> [Task prompt]: The required output is every record, written out exactly.

====================

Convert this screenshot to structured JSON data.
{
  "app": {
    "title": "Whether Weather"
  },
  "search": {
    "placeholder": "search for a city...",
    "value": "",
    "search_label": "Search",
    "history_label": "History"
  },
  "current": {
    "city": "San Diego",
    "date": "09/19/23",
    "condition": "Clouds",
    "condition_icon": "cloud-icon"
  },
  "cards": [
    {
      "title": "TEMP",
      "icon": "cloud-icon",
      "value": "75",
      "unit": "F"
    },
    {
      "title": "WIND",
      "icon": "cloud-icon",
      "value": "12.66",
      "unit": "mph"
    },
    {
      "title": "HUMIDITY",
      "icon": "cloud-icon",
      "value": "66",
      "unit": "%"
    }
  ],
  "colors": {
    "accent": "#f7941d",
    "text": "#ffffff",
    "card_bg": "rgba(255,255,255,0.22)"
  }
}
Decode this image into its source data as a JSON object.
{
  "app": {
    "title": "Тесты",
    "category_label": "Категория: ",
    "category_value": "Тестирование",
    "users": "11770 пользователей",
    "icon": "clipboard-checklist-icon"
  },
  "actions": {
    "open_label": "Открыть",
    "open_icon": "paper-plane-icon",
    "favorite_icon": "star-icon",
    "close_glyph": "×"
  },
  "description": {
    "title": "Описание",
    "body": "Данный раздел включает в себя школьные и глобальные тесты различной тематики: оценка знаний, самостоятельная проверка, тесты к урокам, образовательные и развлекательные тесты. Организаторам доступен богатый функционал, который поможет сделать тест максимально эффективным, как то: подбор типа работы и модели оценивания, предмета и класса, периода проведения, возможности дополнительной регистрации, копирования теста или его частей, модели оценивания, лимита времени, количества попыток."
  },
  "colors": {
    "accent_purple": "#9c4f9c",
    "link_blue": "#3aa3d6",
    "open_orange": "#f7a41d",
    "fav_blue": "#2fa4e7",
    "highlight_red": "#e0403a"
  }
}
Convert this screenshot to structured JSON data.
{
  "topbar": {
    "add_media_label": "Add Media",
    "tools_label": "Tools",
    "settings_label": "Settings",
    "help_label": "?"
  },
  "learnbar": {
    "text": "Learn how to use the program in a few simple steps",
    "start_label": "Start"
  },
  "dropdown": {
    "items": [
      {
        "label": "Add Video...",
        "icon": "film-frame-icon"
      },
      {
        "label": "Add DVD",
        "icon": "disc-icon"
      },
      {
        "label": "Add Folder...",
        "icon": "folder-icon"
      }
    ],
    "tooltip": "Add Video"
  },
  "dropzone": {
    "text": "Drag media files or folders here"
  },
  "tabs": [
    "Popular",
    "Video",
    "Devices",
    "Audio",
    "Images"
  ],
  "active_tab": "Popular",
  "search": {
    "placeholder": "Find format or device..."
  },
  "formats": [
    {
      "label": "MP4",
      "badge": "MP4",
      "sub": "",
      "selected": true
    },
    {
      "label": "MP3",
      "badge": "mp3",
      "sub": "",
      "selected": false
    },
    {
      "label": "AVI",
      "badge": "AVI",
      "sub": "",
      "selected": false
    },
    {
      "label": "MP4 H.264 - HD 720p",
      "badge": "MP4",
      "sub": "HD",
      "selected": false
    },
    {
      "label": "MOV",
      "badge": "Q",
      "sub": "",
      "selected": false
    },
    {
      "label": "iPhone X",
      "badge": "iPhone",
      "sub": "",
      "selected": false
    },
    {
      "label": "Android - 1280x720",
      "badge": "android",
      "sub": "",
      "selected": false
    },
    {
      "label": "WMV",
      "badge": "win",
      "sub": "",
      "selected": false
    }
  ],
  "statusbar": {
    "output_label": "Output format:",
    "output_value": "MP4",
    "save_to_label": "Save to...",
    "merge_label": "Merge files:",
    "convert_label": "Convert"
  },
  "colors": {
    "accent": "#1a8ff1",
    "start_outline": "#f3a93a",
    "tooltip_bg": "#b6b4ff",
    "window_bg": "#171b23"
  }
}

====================

> [Solution to the exercise]:
Convert this screenshot to structured JSON data.
{
  "app": {
    "title": "Whether Weather"
  },
  "search": {
    "placeholder": "search for a city...",
    "value": "",
    "search_label": "Search",
    "history_label": "History"
  },
  "current": {
    "city": "San Diego",
    "date": "09/19/23",
    "condition": "Clouds",
    "condition_icon": "cloud-icon"
  },
  "cards": [
    {
      "title": "TEMP",
      "icon": "cloud-icon",
      "value": "75",
      "unit": "F"
    },
    {
      "title": "WIND",
      "icon": "cloud-icon",
      "value": "12.66",
      "unit": "mph"
    },
    {
      "title": "HUMIDITY",
      "icon": "cloud-icon",
      "value": "66",
      "unit": "%"
    }
  ],
  "colors": {
    "accent": "#f7941d",
    "text": "#ffffff",
    "card_bg": "rgba(255,255,255,0.22)"
  }
}
Decode this image into its source data as a JSON object.
{
  "app": {
    "title": "Тесты",
    "category_label": "Категория: ",
    "category_value": "Тестирование",
    "users": "11770 пользователей",
    "icon": "clipboard-checklist-icon"
  },
  "actions": {
    "open_label": "Открыть",
    "open_icon": "paper-plane-icon",
    "favorite_icon": "star-icon",
    "close_glyph": "×"
  },
  "description": {
    "title": "Описание",
    "body": "Данный раздел включает в себя школьные и глобальные тесты различной тематики: оценка знаний, самостоятельная проверка, тесты к урокам, образовательные и развлекательные тесты. Организаторам доступен богатый функционал, который поможет сделать тест максимально эффективным, как то: подбор типа работы и модели оценивания, предмета и класса, периода проведения, возможности дополнительной регистрации, копирования теста или его частей, модели оценивания, лимита времени, количества попыток."
  },
  "colors": {
    "accent_purple": "#9c4f9c",
    "link_blue": "#3aa3d6",
    "open_orange": "#f7a41d",
    "fav_blue": "#2fa4e7",
    "highlight_red": "#e0403a"
  }
}
Convert this screenshot to structured JSON data.
{
  "topbar": {
    "add_media_label": "Add Media",
    "tools_label": "Tools",
    "settings_label": "Settings",
    "help_label": "?"
  },
  "learnbar": {
    "text": "Learn how to use the program in a few simple steps",
    "start_label": "Start"
  },
  "dropdown": {
    "items": [
      {
        "label": "Add Video...",
        "icon": "film-frame-icon"
      },
      {
        "label": "Add DVD",
        "icon": "disc-icon"
      },
      {
        "label": "Add Folder...",
        "icon": "folder-icon"
      }
    ],
    "tooltip": "Add Video"
  },
  "dropzone": {
    "text": "Drag media files or folders here"
  },
  "tabs": [
    "Popular",
    "Video",
    "Devices",
    "Audio",
    "Images"
  ],
  "active_tab": "Popular",
  "search": {
    "placeholder": "Find format or device..."
  },
  "formats": [
    {
      "label": "MP4",
      "badge": "MP4",
      "sub": "",
      "selected": true
    },
    {
      "label": "MP3",
      "badge": "mp3",
      "sub": "",
      "selected": false
    },
    {
      "label": "AVI",
      "badge": "AVI",
      "sub": "",
      "selected": false
    },
    {
      "label": "MP4 H.264 - HD 720p",
      "badge": "MP4",
      "sub": "HD",
      "selected": false
    },
    {
      "label": "MOV",
      "badge": "Q",
      "sub": "",
      "selected": false
    },
    {
      "label": "iPhone X",
      "badge": "iPhone",
      "sub": "",
      "selected": false
    },
    {
      "label": "Android - 1280x720",
      "badge": "android",
      "sub": "",
      "selected": false
    },
    {
      "label": "WMV",
      "badge": "win",
      "sub": "",
      "selected": false
    }
  ],
  "statusbar": {
    "output_label": "Output format:",
    "output_value": "MP4",
    "save_to_label": "Save to...",
    "merge_label": "Merge files:",
    "convert_label": "Convert"
  },
  "colors": {
    "accent": "#1a8ff1",
    "start_outline": "#f3a93a",
    "tooltip_bg": "#b6b4ff",
    "window_bg": "#171b23"
  }
}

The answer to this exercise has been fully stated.